  12. ^ "Harmony of the Secret Treaties and the 14 Points". Harper's Weekly, Vol. 2: 33. 1919. Retrieved April 2, 2015.
  13. ^ "Harding Nominated for President on the Tenth Ballot at Chicago; Coolidge Chosen for Vice President". New York Times. 13 June 1920. Retrieved 9 October 2015.
  14. ^ Cannadine, David (2006). Mellon: An American Life. A. A. Knopf. pp. 525–526. ISBN 0-679-45032-7.
  15. ^ Staff (July 3, 1921). "Harding Ends War. Signs Peace Decree At Senator's Home. Thirty Persons Witness Momentous Act in Frelinghuysen Living Room at Raritan". The New York Times.

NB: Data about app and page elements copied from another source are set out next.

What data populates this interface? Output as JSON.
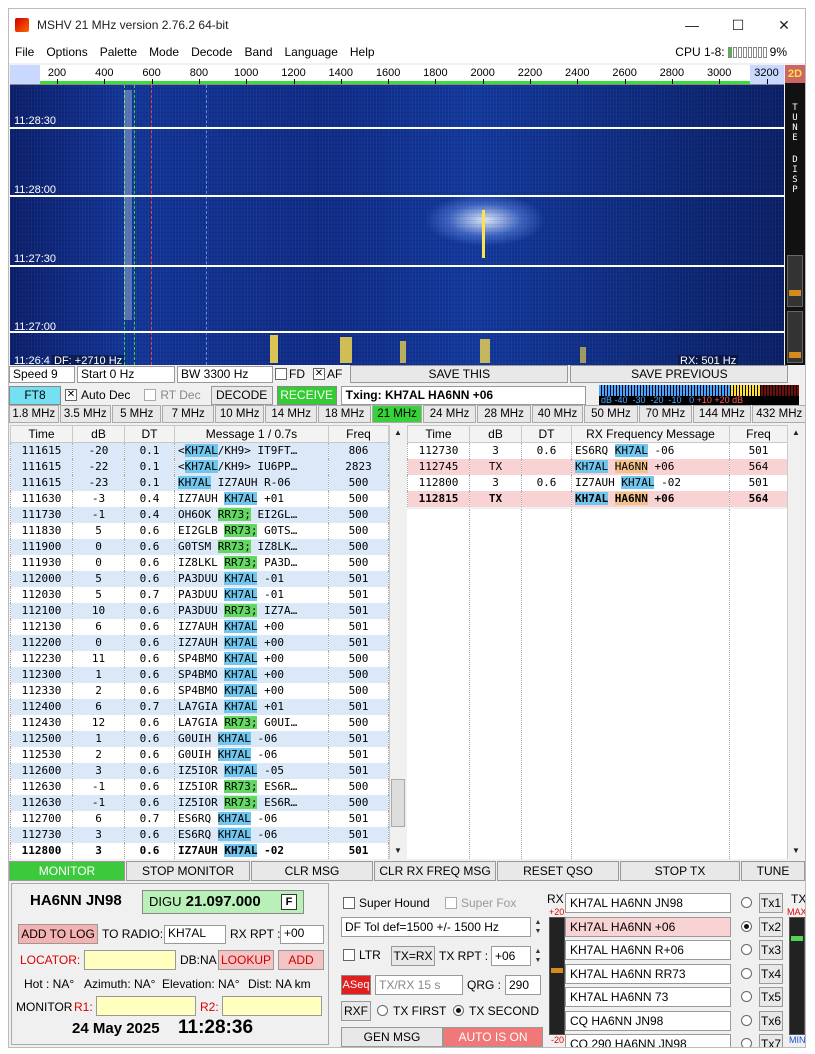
{
  "window": {
    "title": "MSHV 21 MHz version 2.76.2 64-bit",
    "minimize_glyph": "—",
    "maximize_glyph": "☐",
    "close_glyph": "✕"
  },
  "menu": [
    "File",
    "Options",
    "Palette",
    "Mode",
    "Decode",
    "Band",
    "Language",
    "Help"
  ],
  "cpu": {
    "label": "CPU 1-8:",
    "value": "9%",
    "bars_on": 1,
    "bars_total": 8
  },
  "ruler": {
    "ticks": [
      "200",
      "400",
      "600",
      "800",
      "1000",
      "1200",
      "1400",
      "1600",
      "1800",
      "2000",
      "2200",
      "2400",
      "2600",
      "2800",
      "3000",
      "3200"
    ]
  },
  "waterfall": {
    "times": [
      "11:28:30",
      "11:28:00",
      "11:27:30",
      "11:27:00",
      "11:26:4"
    ],
    "df_label": "DF: +2710 Hz",
    "rx_label": "RX: 501 Hz"
  },
  "side": {
    "mode2d": "2D",
    "tune": [
      "T",
      "U",
      "N",
      "E"
    ],
    "disp": [
      "D",
      "I",
      "S",
      "P"
    ]
  },
  "controls": {
    "speed": "Speed 9",
    "start": "Start 0 Hz",
    "bw": "BW 3300 Hz",
    "fd_label": "FD",
    "af_label": "AF",
    "save_this": "SAVE THIS",
    "save_previous": "SAVE PREVIOUS"
  },
  "moderow": {
    "mode": "FT8",
    "auto_dec": "Auto Dec",
    "rt_dec": "RT Dec",
    "decode": "DECODE",
    "receive": "RECEIVE",
    "txing": "Txing: KH7AL HA6NN +06",
    "meter_db": "dB",
    "meter_blue": "-40  -30  -20  -10   0",
    "meter_red": "+10 +20 dB"
  },
  "bands": [
    {
      "label": "1.8 MHz",
      "sel": false
    },
    {
      "label": "3.5 MHz",
      "sel": false
    },
    {
      "label": "5 MHz",
      "sel": false
    },
    {
      "label": "7 MHz",
      "sel": false
    },
    {
      "label": "10 MHz",
      "sel": false
    },
    {
      "label": "14 MHz",
      "sel": false
    },
    {
      "label": "18 MHz",
      "sel": false
    },
    {
      "label": "21 MHz",
      "sel": true
    },
    {
      "label": "24 MHz",
      "sel": false
    },
    {
      "label": "28 MHz",
      "sel": false
    },
    {
      "label": "40 MHz",
      "sel": false
    },
    {
      "label": "50 MHz",
      "sel": false
    },
    {
      "label": "70 MHz",
      "sel": false
    },
    {
      "label": "144 MHz",
      "sel": false
    },
    {
      "label": "432 MHz",
      "sel": false
    }
  ],
  "left_table": {
    "headers": [
      "Time",
      "dB",
      "DT",
      "Message 1 / 0.7s",
      "Freq"
    ],
    "rows": [
      {
        "t": "111615",
        "db": "-20",
        "dt": "0.1",
        "m": [
          [
            "<",
            ""
          ],
          [
            "KH7AL",
            "b"
          ],
          [
            "/KH9> IT9FT…",
            ""
          ]
        ],
        "f": "806",
        "alt": true
      },
      {
        "t": "111615",
        "db": "-22",
        "dt": "0.1",
        "m": [
          [
            "<",
            ""
          ],
          [
            "KH7AL",
            "b"
          ],
          [
            "/KH9> IU6PP…",
            ""
          ]
        ],
        "f": "2823",
        "alt": true
      },
      {
        "t": "111615",
        "db": "-23",
        "dt": "0.1",
        "m": [
          [
            "KH7AL",
            "b"
          ],
          [
            " IZ7AUH R-06",
            ""
          ]
        ],
        "f": "500",
        "alt": true
      },
      {
        "t": "111630",
        "db": "-3",
        "dt": "0.4",
        "m": [
          [
            "IZ7AUH ",
            ""
          ],
          [
            "KH7AL",
            "b"
          ],
          [
            " +01",
            ""
          ]
        ],
        "f": "500",
        "alt": false
      },
      {
        "t": "111730",
        "db": "-1",
        "dt": "0.4",
        "m": [
          [
            "OH6OK ",
            ""
          ],
          [
            "RR73;",
            "g"
          ],
          [
            " EI2GL…",
            ""
          ]
        ],
        "f": "500",
        "alt": true
      },
      {
        "t": "111830",
        "db": "5",
        "dt": "0.6",
        "m": [
          [
            "EI2GLB ",
            ""
          ],
          [
            "RR73;",
            "g"
          ],
          [
            " G0TS…",
            ""
          ]
        ],
        "f": "500",
        "alt": false
      },
      {
        "t": "111900",
        "db": "0",
        "dt": "0.6",
        "m": [
          [
            "G0TSM ",
            ""
          ],
          [
            "RR73;",
            "g"
          ],
          [
            " IZ8LK…",
            ""
          ]
        ],
        "f": "500",
        "alt": true
      },
      {
        "t": "111930",
        "db": "0",
        "dt": "0.6",
        "m": [
          [
            "IZ8LKL ",
            ""
          ],
          [
            "RR73;",
            "g"
          ],
          [
            " PA3D…",
            ""
          ]
        ],
        "f": "500",
        "alt": false
      },
      {
        "t": "112000",
        "db": "5",
        "dt": "0.6",
        "m": [
          [
            "PA3DUU ",
            ""
          ],
          [
            "KH7AL",
            "b"
          ],
          [
            " -01",
            ""
          ]
        ],
        "f": "501",
        "alt": true
      },
      {
        "t": "112030",
        "db": "5",
        "dt": "0.7",
        "m": [
          [
            "PA3DUU ",
            ""
          ],
          [
            "KH7AL",
            "b"
          ],
          [
            " -01",
            ""
          ]
        ],
        "f": "501",
        "alt": false
      },
      {
        "t": "112100",
        "db": "10",
        "dt": "0.6",
        "m": [
          [
            "PA3DUU ",
            ""
          ],
          [
            "RR73;",
            "g"
          ],
          [
            " IZ7A…",
            ""
          ]
        ],
        "f": "501",
        "alt": true
      },
      {
        "t": "112130",
        "db": "6",
        "dt": "0.6",
        "m": [
          [
            "IZ7AUH ",
            ""
          ],
          [
            "KH7AL",
            "b"
          ],
          [
            " +00",
            ""
          ]
        ],
        "f": "501",
        "alt": false
      },
      {
        "t": "112200",
        "db": "0",
        "dt": "0.6",
        "m": [
          [
            "IZ7AUH ",
            ""
          ],
          [
            "KH7AL",
            "b"
          ],
          [
            " +00",
            ""
          ]
        ],
        "f": "501",
        "alt": true
      },
      {
        "t": "112230",
        "db": "11",
        "dt": "0.6",
        "m": [
          [
            "SP4BMO ",
            ""
          ],
          [
            "KH7AL",
            "b"
          ],
          [
            " +00",
            ""
          ]
        ],
        "f": "500",
        "alt": false
      },
      {
        "t": "112300",
        "db": "1",
        "dt": "0.6",
        "m": [
          [
            "SP4BMO ",
            ""
          ],
          [
            "KH7AL",
            "b"
          ],
          [
            " +00",
            ""
          ]
        ],
        "f": "500",
        "alt": true
      },
      {
        "t": "112330",
        "db": "2",
        "dt": "0.6",
        "m": [
          [
            "SP4BMO ",
            ""
          ],
          [
            "KH7AL",
            "b"
          ],
          [
            " +00",
            ""
          ]
        ],
        "f": "500",
        "alt": false
      },
      {
        "t": "112400",
        "db": "6",
        "dt": "0.7",
        "m": [
          [
            "LA7GIA ",
            ""
          ],
          [
            "KH7AL",
            "b"
          ],
          [
            " +01",
            ""
          ]
        ],
        "f": "501",
        "alt": true
      },
      {
        "t": "112430",
        "db": "12",
        "dt": "0.6",
        "m": [
          [
            "LA7GIA ",
            ""
          ],
          [
            "RR73;",
            "g"
          ],
          [
            " G0UI…",
            ""
          ]
        ],
        "f": "500",
        "alt": false
      },
      {
        "t": "112500",
        "db": "1",
        "dt": "0.6",
        "m": [
          [
            "G0UIH ",
            ""
          ],
          [
            "KH7AL",
            "b"
          ],
          [
            " -06",
            ""
          ]
        ],
        "f": "501",
        "alt": true
      },
      {
        "t": "112530",
        "db": "2",
        "dt": "0.6",
        "m": [
          [
            "G0UIH ",
            ""
          ],
          [
            "KH7AL",
            "b"
          ],
          [
            " -06",
            ""
          ]
        ],
        "f": "501",
        "alt": false
      },
      {
        "t": "112600",
        "db": "3",
        "dt": "0.6",
        "m": [
          [
            "IZ5IOR ",
            ""
          ],
          [
            "KH7AL",
            "b"
          ],
          [
            " -05",
            ""
          ]
        ],
        "f": "501",
        "alt": true
      },
      {
        "t": "112630",
        "db": "-1",
        "dt": "0.6",
        "m": [
          [
            "IZ5IOR ",
            ""
          ],
          [
            "RR73;",
            "g"
          ],
          [
            " ES6R…",
            ""
          ]
        ],
        "f": "500",
        "alt": false
      },
      {
        "t": "112630",
        "db": "-1",
        "dt": "0.6",
        "m": [
          [
            "IZ5IOR ",
            ""
          ],
          [
            "RR73;",
            "g"
          ],
          [
            " ES6R…",
            ""
          ]
        ],
        "f": "500",
        "alt": true
      },
      {
        "t": "112700",
        "db": "6",
        "dt": "0.7",
        "m": [
          [
            "ES6RQ ",
            ""
          ],
          [
            "KH7AL",
            "b"
          ],
          [
            " -06",
            ""
          ]
        ],
        "f": "501",
        "alt": false
      },
      {
        "t": "112730",
        "db": "3",
        "dt": "0.6",
        "m": [
          [
            "ES6RQ ",
            ""
          ],
          [
            "KH7AL",
            "b"
          ],
          [
            " -06",
            ""
          ]
        ],
        "f": "501",
        "alt": true
      },
      {
        "t": "112800",
        "db": "3",
        "dt": "0.6",
        "m": [
          [
            "IZ7AUH ",
            ""
          ],
          [
            "KH7AL",
            "b"
          ],
          [
            " -02",
            ""
          ]
        ],
        "f": "501",
        "alt": false,
        "bold": true
      }
    ]
  },
  "right_table": {
    "headers": [
      "Time",
      "dB",
      "DT",
      "RX Frequency Message",
      "Freq"
    ],
    "rows": [
      {
        "t": "112730",
        "db": "3",
        "dt": "0.6",
        "m": [
          [
            "ES6RQ ",
            ""
          ],
          [
            "KH7AL",
            "b"
          ],
          [
            " -06",
            ""
          ]
        ],
        "f": "501",
        "tx": false
      },
      {
        "t": "112745",
        "db": "TX",
        "dt": "",
        "m": [
          [
            "KH7AL",
            "b"
          ],
          [
            " ",
            ""
          ],
          [
            "HA6NN",
            "o"
          ],
          [
            " +06",
            ""
          ]
        ],
        "f": "564",
        "tx": true
      },
      {
        "t": "112800",
        "db": "3",
        "dt": "0.6",
        "m": [
          [
            "IZ7AUH ",
            ""
          ],
          [
            "KH7AL",
            "b"
          ],
          [
            " -02",
            ""
          ]
        ],
        "f": "501",
        "tx": false
      },
      {
        "t": "112815",
        "db": "TX",
        "dt": "",
        "m": [
          [
            "KH7AL",
            "b"
          ],
          [
            " ",
            ""
          ],
          [
            "HA6NN",
            "o"
          ],
          [
            " +06",
            ""
          ]
        ],
        "f": "564",
        "tx": true,
        "bold": true
      }
    ]
  },
  "bigbuttons": [
    "MONITOR",
    "STOP MONITOR",
    "CLR MSG",
    "CLR RX FREQ MSG",
    "RESET QSO",
    "STOP TX",
    "TUNE"
  ],
  "station": {
    "call": "HA6NN JN98",
    "mode": "DIGU",
    "freq": "21.097.000",
    "f_btn": "F",
    "add_to_log": "ADD TO LOG",
    "to_radio_label": "TO RADIO:",
    "to_radio": "KH7AL",
    "rx_rpt_label": "RX RPT :",
    "rx_rpt": "+00",
    "locator_label": "LOCATOR:",
    "db_na": "DB:NA",
    "lookup": "LOOKUP",
    "add": "ADD",
    "hot": "Hot : NA°",
    "azimuth": "Azimuth: NA°",
    "elevation": "Elevation: NA°",
    "dist": "Dist: NA km",
    "monitor_label": "MONITOR",
    "r1": "R1:",
    "r2": "R2:",
    "date": "24 May 2025",
    "time": "11:28:36"
  },
  "mid": {
    "super_hound": "Super Hound",
    "super_fox": "Super Fox",
    "df_tol": "DF Tol def=1500 +/-  1500  Hz",
    "ltr": "LTR",
    "tx_eq_rx": "TX=RX",
    "tx_rpt_label": "TX RPT :",
    "tx_rpt": "+06",
    "aseq": "ASeq",
    "txrx15": "TX/RX 15  s",
    "qrg_label": "QRG :",
    "qrg": "290",
    "rxf": "RXF",
    "tx_first": "TX FIRST",
    "tx_second": "TX SECOND",
    "gen_msg": "GEN MSG",
    "auto_is_on": "AUTO IS ON"
  },
  "tx": {
    "rx_label": "RX",
    "rx_plus": "+20",
    "rx_minus": "-20",
    "tx_label": "TX",
    "tx_max": "MAX",
    "tx_min": "MIN",
    "lines": [
      {
        "msg": "KH7AL HA6NN JN98",
        "btn": "Tx1",
        "sel": false
      },
      {
        "msg": "KH7AL HA6NN +06",
        "btn": "Tx2",
        "sel": true
      },
      {
        "msg": "KH7AL HA6NN R+06",
        "btn": "Tx3",
        "sel": false
      },
      {
        "msg": "KH7AL HA6NN RR73",
        "btn": "Tx4",
        "sel": false
      },
      {
        "msg": "KH7AL HA6NN 73",
        "btn": "Tx5",
        "sel": false
      },
      {
        "msg": "CQ HA6NN JN98",
        "btn": "Tx6",
        "sel": false
      },
      {
        "msg": "CQ 290 HA6NN JN98",
        "btn": "Tx7",
        "sel": false
      }
    ]
  }
}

External links[edit]

Legal offices
Preceded by
John W. Griggs
United States Attorney General
1901–1904
Succeeded by
William Moody
U.S. Senate
Preceded by
Matthew Quay
U.S. Senator (Class 1) from Pennsylvania
1904–1909
Served alongside: Boies Penrose
Succeeded by
George T. Oliver
Preceded by
John Spooner
Chair of the Senate Rules Committee
1907–1909
Succeeded by
Murray Crane
Preceded by
George T. Oliver
U.S. Senator (Class 1) from Pennsylvania
1917–1921
Served alongside: Boies Penrose
Succeeded by
William E. Crow
Preceded by
Lee Overman
Chair of the Senate Rules Committee
1919–1921
Succeeded by
Charles Curtis
Political offices
Preceded by
Robert Bacon
United States Secretary of State
1909–1913
Succeeded by
William Jennings Bryan
Party political offices
First Republican nominee for U.S. Senator from Pennsylvania
(Class 1)

1916
Succeeded by
David Reed